**Problem to solve:** Write the data below out again, unchanged.

**Records for processing:**
---
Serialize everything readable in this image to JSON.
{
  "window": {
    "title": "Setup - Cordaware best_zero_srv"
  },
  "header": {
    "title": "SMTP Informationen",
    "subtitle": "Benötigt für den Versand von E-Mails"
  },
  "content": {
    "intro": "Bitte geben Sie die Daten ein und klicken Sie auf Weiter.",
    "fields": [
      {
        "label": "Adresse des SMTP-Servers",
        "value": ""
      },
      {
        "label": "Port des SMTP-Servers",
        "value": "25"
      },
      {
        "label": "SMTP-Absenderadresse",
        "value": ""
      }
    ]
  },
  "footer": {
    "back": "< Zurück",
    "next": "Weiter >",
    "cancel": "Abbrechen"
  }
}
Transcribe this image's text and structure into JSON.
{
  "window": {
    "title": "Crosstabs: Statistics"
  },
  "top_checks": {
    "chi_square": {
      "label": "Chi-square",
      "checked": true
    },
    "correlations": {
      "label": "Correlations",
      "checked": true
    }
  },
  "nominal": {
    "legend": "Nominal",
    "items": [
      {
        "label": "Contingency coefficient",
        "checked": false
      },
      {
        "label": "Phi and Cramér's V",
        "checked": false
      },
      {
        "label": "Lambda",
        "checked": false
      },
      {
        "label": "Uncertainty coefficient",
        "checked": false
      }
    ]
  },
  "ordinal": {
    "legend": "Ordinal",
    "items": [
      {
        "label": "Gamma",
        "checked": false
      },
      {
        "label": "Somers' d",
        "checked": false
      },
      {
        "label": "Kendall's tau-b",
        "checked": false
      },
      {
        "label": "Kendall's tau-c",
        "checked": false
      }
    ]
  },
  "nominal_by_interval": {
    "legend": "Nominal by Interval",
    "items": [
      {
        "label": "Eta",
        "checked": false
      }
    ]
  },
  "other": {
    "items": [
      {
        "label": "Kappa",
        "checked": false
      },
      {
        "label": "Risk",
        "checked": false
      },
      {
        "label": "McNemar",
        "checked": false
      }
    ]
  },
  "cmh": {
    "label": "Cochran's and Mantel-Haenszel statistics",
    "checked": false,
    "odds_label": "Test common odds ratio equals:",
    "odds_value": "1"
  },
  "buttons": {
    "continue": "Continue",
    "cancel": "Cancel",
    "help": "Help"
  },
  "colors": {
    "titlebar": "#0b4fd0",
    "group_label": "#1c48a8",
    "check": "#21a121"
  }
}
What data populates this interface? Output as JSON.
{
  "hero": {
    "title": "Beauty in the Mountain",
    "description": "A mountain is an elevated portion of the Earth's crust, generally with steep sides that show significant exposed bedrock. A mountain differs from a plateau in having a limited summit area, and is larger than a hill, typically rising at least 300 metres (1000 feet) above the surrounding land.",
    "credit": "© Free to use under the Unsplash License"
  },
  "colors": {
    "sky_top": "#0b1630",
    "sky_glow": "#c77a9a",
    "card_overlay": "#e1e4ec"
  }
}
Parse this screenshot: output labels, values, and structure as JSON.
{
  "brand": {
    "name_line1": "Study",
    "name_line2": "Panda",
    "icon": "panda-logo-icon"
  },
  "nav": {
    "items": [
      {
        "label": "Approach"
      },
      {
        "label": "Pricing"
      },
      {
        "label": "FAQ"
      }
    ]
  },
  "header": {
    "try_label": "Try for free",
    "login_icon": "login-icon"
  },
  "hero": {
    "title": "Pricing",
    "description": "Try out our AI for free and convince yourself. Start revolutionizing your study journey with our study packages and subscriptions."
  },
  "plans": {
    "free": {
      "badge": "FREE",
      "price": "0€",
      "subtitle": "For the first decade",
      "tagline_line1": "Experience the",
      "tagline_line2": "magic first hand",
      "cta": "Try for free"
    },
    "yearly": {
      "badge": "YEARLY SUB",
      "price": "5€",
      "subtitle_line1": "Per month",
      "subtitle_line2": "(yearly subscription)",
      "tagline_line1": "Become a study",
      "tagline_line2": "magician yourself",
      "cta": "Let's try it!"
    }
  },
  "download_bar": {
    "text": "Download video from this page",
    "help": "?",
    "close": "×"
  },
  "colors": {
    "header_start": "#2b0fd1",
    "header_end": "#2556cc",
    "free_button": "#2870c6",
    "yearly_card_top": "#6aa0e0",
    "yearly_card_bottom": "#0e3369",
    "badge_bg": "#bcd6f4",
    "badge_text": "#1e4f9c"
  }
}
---
**Result:**
Serialize everything readable in this image to JSON.
{
  "window": {
    "title": "Setup - Cordaware best_zero_srv"
  },
  "header": {
    "title": "SMTP Informationen",
    "subtitle": "Benötigt für den Versand von E-Mails"
  },
  "content": {
    "intro": "Bitte geben Sie die Daten ein und klicken Sie auf Weiter.",
    "fields": [
      {
        "label": "Adresse des SMTP-Servers",
        "value": ""
      },
      {
        "label": "Port des SMTP-Servers",
        "value": "25"
      },
      {
        "label": "SMTP-Absenderadresse",
        "value": ""
      }
    ]
  },
  "footer": {
    "back": "< Zurück",
    "next": "Weiter >",
    "cancel": "Abbrechen"
  }
}
Transcribe this image's text and structure into JSON.
{
  "window": {
    "title": "Crosstabs: Statistics"
  },
  "top_checks": {
    "chi_square": {
      "label": "Chi-square",
      "checked": true
    },
    "correlations": {
      "label": "Correlations",
      "checked": true
    }
  },
  "nominal": {
    "legend": "Nominal",
    "items": [
      {
        "label": "Contingency coefficient",
        "checked": false
      },
      {
        "label": "Phi and Cramér's V",
        "checked": false
      },
      {
        "label": "Lambda",
        "checked": false
      },
      {
        "label": "Uncertainty coefficient",
        "checked": false
      }
    ]
  },
  "ordinal": {
    "legend": "Ordinal",
    "items": [
      {
        "label": "Gamma",
        "checked": false
      },
      {
        "label": "Somers' d",
        "checked": false
      },
      {
        "label": "Kendall's tau-b",
        "checked": false
      },
      {
        "label": "Kendall's tau-c",
        "checked": false
      }
    ]
  },
  "nominal_by_interval": {
    "legend": "Nominal by Interval",
    "items": [
      {
        "label": "Eta",
        "checked": false
      }
    ]
  },
  "other": {
    "items": [
      {
        "label": "Kappa",
        "checked": false
      },
      {
        "label": "Risk",
        "checked": false
      },
      {
        "label": "McNemar",
        "checked": false
      }
    ]
  },
  "cmh": {
    "label": "Cochran's and Mantel-Haenszel statistics",
    "checked": false,
    "odds_label": "Test common odds ratio equals:",
    "odds_value": "1"
  },
  "buttons": {
    "continue": "Continue",
    "cancel": "Cancel",
    "help": "Help"
  },
  "colors": {
    "titlebar": "#0b4fd0",
    "group_label": "#1c48a8",
    "check": "#21a121"
  }
}
What data populates this interface? Output as JSON.
{
  "hero": {
    "title": "Beauty in the Mountain",
    "description": "A mountain is an elevated portion of the Earth's crust, generally with steep sides that show significant exposed bedrock. A mountain differs from a plateau in having a limited summit area, and is larger than a hill, typically rising at least 300 metres (1000 feet) above the surrounding land.",
    "credit": "© Free to use under the Unsplash License"
  },
  "colors": {
    "sky_top": "#0b1630",
    "sky_glow": "#c77a9a",
    "card_overlay": "#e1e4ec"
  }
}
Parse this screenshot: output labels, values, and structure as JSON.
{
  "brand": {
    "name_line1": "Study",
    "name_line2": "Panda",
    "icon": "panda-logo-icon"
  },
  "nav": {
    "items": [
      {
        "label": "Approach"
      },
      {
        "label": "Pricing"
      },
      {
        "label": "FAQ"
      }
    ]
  },
  "header": {
    "try_label": "Try for free",
    "login_icon": "login-icon"
  },
  "hero": {
    "title": "Pricing",
    "description": "Try out our AI for free and convince yourself. Start revolutionizing your study journey with our study packages and subscriptions."
  },
  "plans": {
    "free": {
      "badge": "FREE",
      "price": "0€",
      "subtitle": "For the first decade",
      "tagline_line1": "Experience the",
      "tagline_line2": "magic first hand",
      "cta": "Try for free"
    },
    "yearly": {
      "badge": "YEARLY SUB",
      "price": "5€",
      "subtitle_line1": "Per month",
      "subtitle_line2": "(yearly subscription)",
      "tagline_line1": "Become a study",
      "tagline_line2": "magician yourself",
      "cta": "Let's try it!"
    }
  },
  "download_bar": {
    "text": "Download video from this page",
    "help": "?",
    "close": "×"
  },
  "colors": {
    "header_start": "#2b0fd1",
    "header_end": "#2556cc",
    "free_button": "#2870c6",
    "yearly_card_top": "#6aa0e0",
    "yearly_card_bottom": "#0e3369",
    "badge_bg": "#bcd6f4",
    "badge_text": "#1e4f9c"
  }
}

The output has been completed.